Although i don't make money out of photography and it is just a hobby for me, he shouldn't worry about how many views, likes and comments his videos get. His content is awesome and that's what counts. Creatively he might be going through a tough patch, but we have all been through it. taking a break from photography, and focusing on something else will reset his brain and that creativity and motivation will come back.

John Fore III's picture

There is no feeling in this world better than capturing an image that truly excites you. Even if it doesn't get a lot of traffic on social media, the fact that you can look at it and it brings joy to you is something that like chasers will never understand. From what I've seen this year is when you have a lot of photographers basically shooting the exact same thing even though it guarantees a lot of traffic, sooner or later it leads to burnout because they try so hard to out do each other and then when they try something new, the likes don't reach the high numbers that they are used to, which leads to falling back into the same old rut of shooting what works for likes and not expanding their variety of styles. Get back to having fun... :)

Ken Flanagan's picture

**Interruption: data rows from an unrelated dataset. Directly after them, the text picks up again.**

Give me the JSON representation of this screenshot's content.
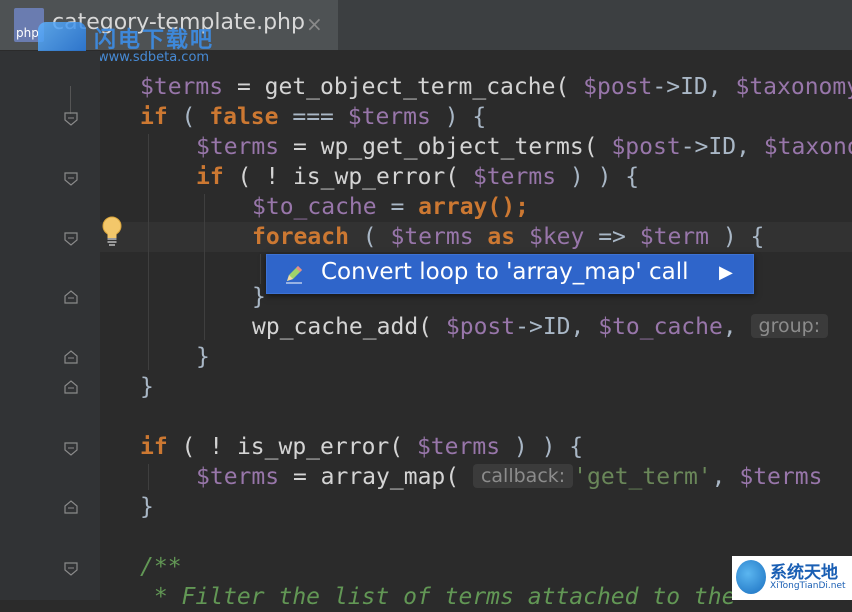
{
  "tab": {
    "file_icon_label": "php",
    "title": "category-template.php",
    "close_symbol": "×"
  },
  "icons": {
    "file": "php-file-icon",
    "close": "close-icon",
    "bulb": "lightbulb-icon",
    "intention": "pencil-icon",
    "submenu": "triangle-right-icon",
    "fold": "fold-marker-icon"
  },
  "watermark_top": {
    "text": "闪电下载吧",
    "url": "www.sdbeta.com"
  },
  "watermark_bottom": {
    "title": "系统天地",
    "url": "XiTongTianDi.net"
  },
  "code": {
    "l1": {
      "a": "$terms",
      "b": " = get_object_term_cache( ",
      "c": "$post",
      "d": "->ID, ",
      "e": "$taxonomy"
    },
    "l2": {
      "a": "if",
      "b": " ( ",
      "c": "false",
      "d": " === ",
      "e": "$terms",
      "f": " ) {"
    },
    "l3": {
      "a": "$terms",
      "b": " = wp_get_object_terms( ",
      "c": "$post",
      "d": "->ID, ",
      "e": "$taxonomy"
    },
    "l4": {
      "a": "if",
      "b": " ( ! is_wp_error( ",
      "c": "$terms",
      "d": " ) ) {"
    },
    "l5": {
      "a": "$to_cache",
      "b": " = ",
      "c": "array",
      "d": "();"
    },
    "l6": {
      "a": "foreach",
      "b": " ( ",
      "c": "$terms",
      "d": " as ",
      "e": "$key",
      "f": " => ",
      "g": "$term",
      "h": " ) {"
    },
    "l8": {
      "a": "}"
    },
    "l9": {
      "a": "wp_cache_add( ",
      "b": "$post",
      "c": "->ID, ",
      "d": "$to_cache",
      "e": ", ",
      "hint": "group:"
    },
    "l10": {
      "a": "}"
    },
    "l11": {
      "a": "}"
    },
    "l13": {
      "a": "if",
      "b": " ( ! is_wp_error( ",
      "c": "$terms",
      "d": " ) ) {"
    },
    "l14": {
      "a": "$terms",
      "b": " = array_map( ",
      "hint": "callback:",
      "c": "'get_term'",
      "d": ", ",
      "e": "$terms"
    },
    "l15": {
      "a": "}"
    },
    "l17": {
      "a": "/**"
    },
    "l18": {
      "a": " * Filter the list of terms attached to the"
    }
  },
  "intention_popup": {
    "label": "Convert loop to 'array_map' call",
    "arrow": "▶"
  },
  "colors": {
    "background": "#2b2b2b",
    "keyword": "#cc7832",
    "variable": "#9876aa",
    "string": "#6a8759",
    "comment": "#629755",
    "popup": "#2f65ca"
  }
}
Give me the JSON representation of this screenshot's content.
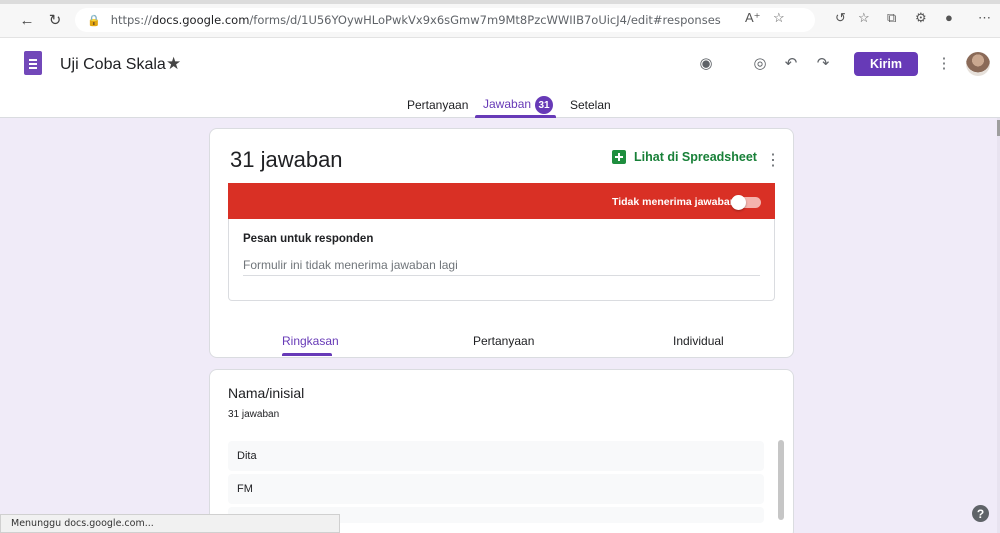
{
  "browser": {
    "url_prefix": "https://",
    "url_host": "docs.google.com",
    "url_path": "/forms/d/1U56YOywHLoPwkVx9x6sGmw7m9Mt8PzcWWIIB7oUicJ4/edit#responses",
    "status_text": "Menunggu docs.google.com..."
  },
  "header": {
    "title": "Uji Coba Skala",
    "send_label": "Kirim"
  },
  "tabs": {
    "questions": "Pertanyaan",
    "responses": "Jawaban",
    "responses_count": "31",
    "settings": "Setelan"
  },
  "responses": {
    "title": "31 jawaban",
    "sheet_link": "Lihat di Spreadsheet",
    "accepting_label": "Tidak menerima jawaban",
    "message_label": "Pesan untuk responden",
    "message_value": "Formulir ini tidak menerima jawaban lagi"
  },
  "subtabs": {
    "summary": "Ringkasan",
    "question": "Pertanyaan",
    "individual": "Individual"
  },
  "question": {
    "title": "Nama/inisial",
    "count": "31 jawaban",
    "answers": [
      "Dita",
      "FM"
    ]
  },
  "colors": {
    "accent": "#673ab7",
    "banner": "#d93025",
    "page_bg": "#f0ebf8",
    "sheets_green": "#188038"
  },
  "icons": {
    "back": "arrow-left-icon",
    "refresh": "refresh-icon",
    "palette": "palette-icon",
    "preview": "eye-icon",
    "undo": "undo-icon",
    "redo": "redo-icon",
    "help": "help-icon"
  }
}
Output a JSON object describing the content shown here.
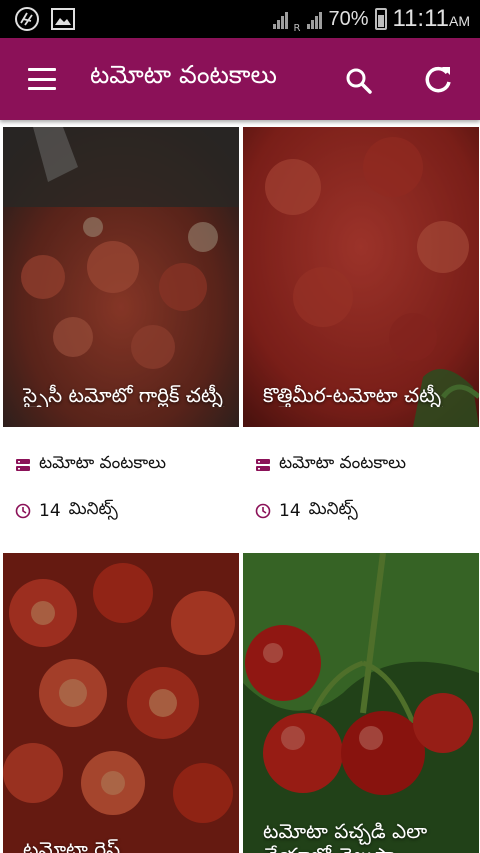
{
  "status_bar": {
    "battery": "70%",
    "time": "11:11",
    "ampm": "AM",
    "network_label": "R"
  },
  "app_bar": {
    "title": "టమోటా వంటకాలు"
  },
  "colors": {
    "app_bar": "#8b1158",
    "accent_icon": "#8b1158"
  },
  "recipes": [
    {
      "title": "స్పైసీ టమోటో గార్లిక్ చట్నీ",
      "category": "టమోటా వంటకాలు",
      "time_value": "14",
      "time_unit": "మినిట్స్"
    },
    {
      "title": "కొత్తిమీర-టమోటా చట్నీ",
      "category": "టమోటా వంటకాలు",
      "time_value": "14",
      "time_unit": "మినిట్స్"
    },
    {
      "title": "టమోటా రైస్",
      "category": "",
      "time_value": "",
      "time_unit": ""
    },
    {
      "title": "టమోటా పచ్చడి ఎలా చేయాలో తెలుసా",
      "category": "",
      "time_value": "",
      "time_unit": ""
    }
  ]
}
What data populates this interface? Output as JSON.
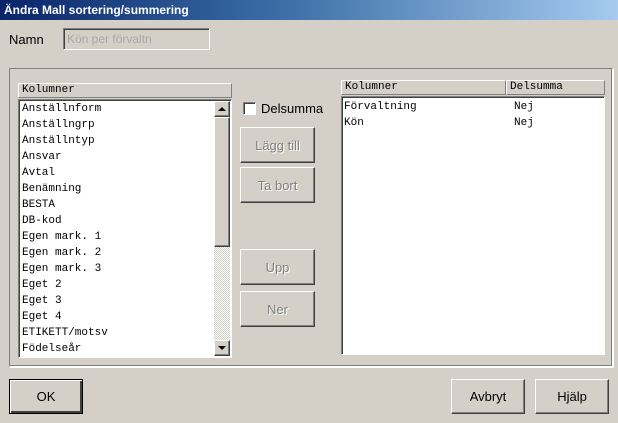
{
  "window": {
    "title": "Ändra Mall sortering/summering"
  },
  "name_field": {
    "label": "Namn",
    "value": "Kön per förvaltn"
  },
  "left_list": {
    "header": "Kolumner",
    "items": [
      "Anställnform",
      "Anställngrp",
      "Anställntyp",
      "Ansvar",
      "Avtal",
      "Benämning",
      "BESTA",
      "DB-kod",
      "Egen mark. 1",
      "Egen mark. 2",
      "Egen mark. 3",
      "Eget 2",
      "Eget 3",
      "Eget 4",
      "ETIKETT/motsv",
      "Födelseår"
    ]
  },
  "delsumma_checkbox": {
    "label": "Delsumma",
    "checked": false
  },
  "buttons": {
    "add": "Lägg till",
    "remove": "Ta bort",
    "up": "Upp",
    "down": "Ner",
    "ok": "OK",
    "cancel": "Avbryt",
    "help": "Hjälp"
  },
  "right_list": {
    "headers": [
      "Kolumner",
      "Delsumma"
    ],
    "rows": [
      {
        "column": "Förvaltning",
        "subtotal": "Nej"
      },
      {
        "column": "Kön",
        "subtotal": "Nej"
      }
    ]
  },
  "colors": {
    "titlebar_start": "#0a246a",
    "titlebar_end": "#a6caf0",
    "face": "#d4d0c8"
  }
}
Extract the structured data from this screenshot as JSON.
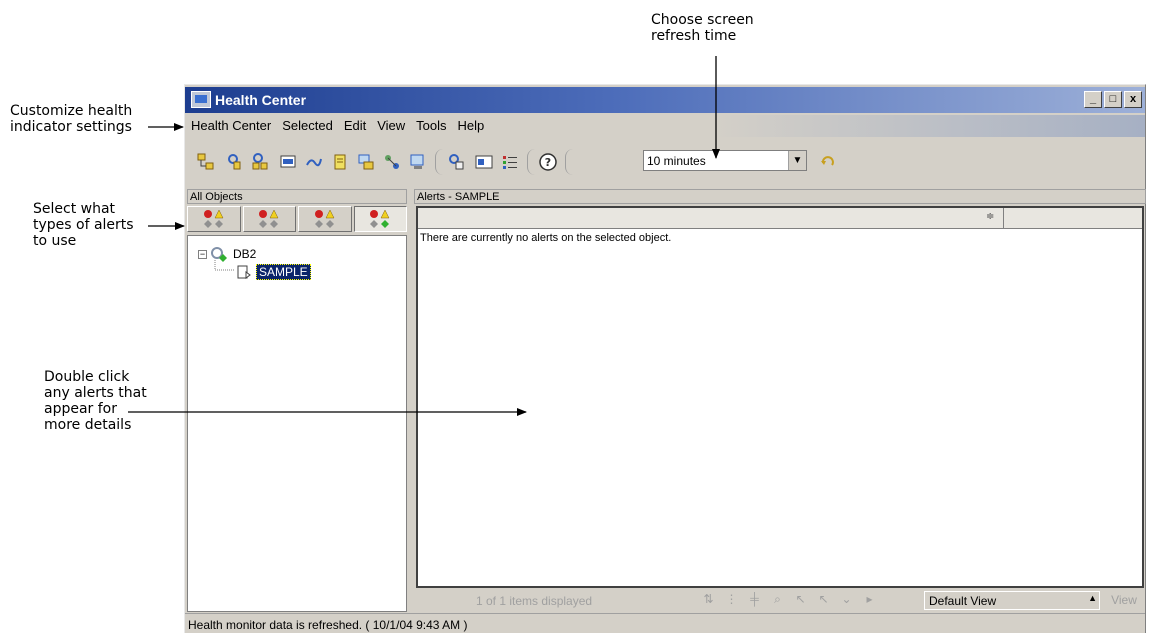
{
  "annotations": {
    "refresh_time": [
      "Choose screen",
      "refresh time"
    ],
    "customize": [
      "Customize health",
      "indicator settings"
    ],
    "alert_types": [
      "Select what",
      "types of alerts",
      "to use"
    ],
    "double_click": [
      "Double click",
      "any alerts that",
      "appear for",
      "more details"
    ]
  },
  "window": {
    "title": "Health Center",
    "buttons": {
      "minimize": "_",
      "maximize": "□",
      "close": "x"
    }
  },
  "menubar": [
    "Health Center",
    "Selected",
    "Edit",
    "View",
    "Tools",
    "Help"
  ],
  "toolbar": {
    "refresh_select": {
      "value": "10 minutes"
    }
  },
  "left_pane": {
    "title": "All Objects",
    "tree": [
      {
        "label": "DB2",
        "level": 0,
        "expanded": true
      },
      {
        "label": "SAMPLE",
        "level": 1,
        "selected": true
      }
    ]
  },
  "right_pane": {
    "title": "Alerts - SAMPLE",
    "empty_message": "There are currently no alerts on the selected object.",
    "items_displayed": "1 of 1 items displayed",
    "view_select": "Default View",
    "view_button": "View"
  },
  "status_bar": "Health monitor data is refreshed. ( 10/1/04 9:43 AM )",
  "colors": {
    "title_gradient_start": "#1d3d8f",
    "title_gradient_end": "#9db0d8",
    "selection": "#0a246a",
    "window_face": "#d4d0c8"
  }
}
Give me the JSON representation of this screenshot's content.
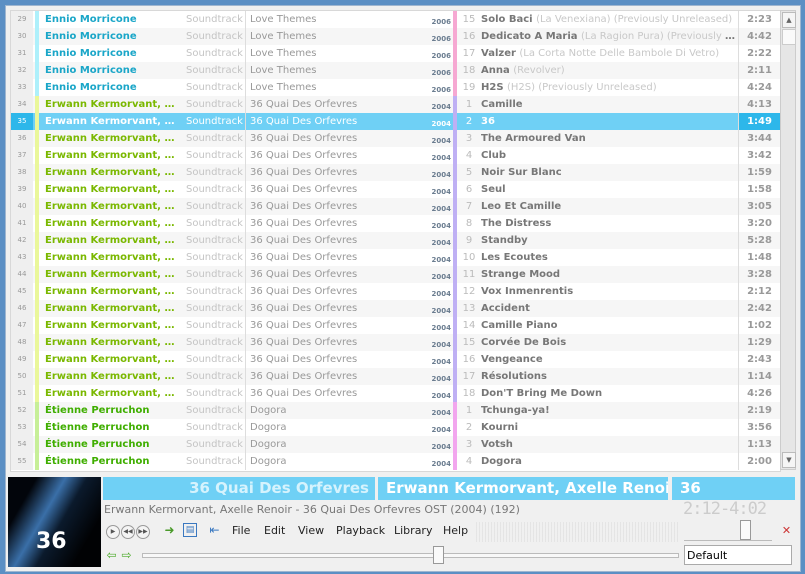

Great video man. I think that really resonates with a lot of photographers. I love your photography, as my landscapes suck comparatively.
For me it Took me a really long time to understand my own thought process and come to grips with the fact that never liking my own work is OK. The point that it becomes not OK anymore is when it stops you from doing what you love.
Please keep on keeping on. I just read this quote that I like. I don’t remember who said it.
“You will never get to where you’re going if you stop to throw rocks at every barking dog” it was something like that anyway.
Be good, stay well, and much love from Colorado!

Leon Kolenda's picture

The Key there is "You Have to know where your going"! I agree.

Steven Gotz's picture

I have a distinct advantage in that I mostly photograph zoo animals that people are already predisposed to love. So they like the photos.

This means that to grow as a photographer, I can't rely on my usual audience.

Even though the zoo uses my photos because they are better than most casual visitors to the zoo can capture, they are not a good judge of the photograph as much as they are the moment I captured.

I have yet to find a mentor qualified to critique my photos. While I am certain they exist, I don't know any personally.

While it would be nice to have such a mentor, the fact that my less than judgemental audience loves my photos isolates me from the pain expressed in tbis video.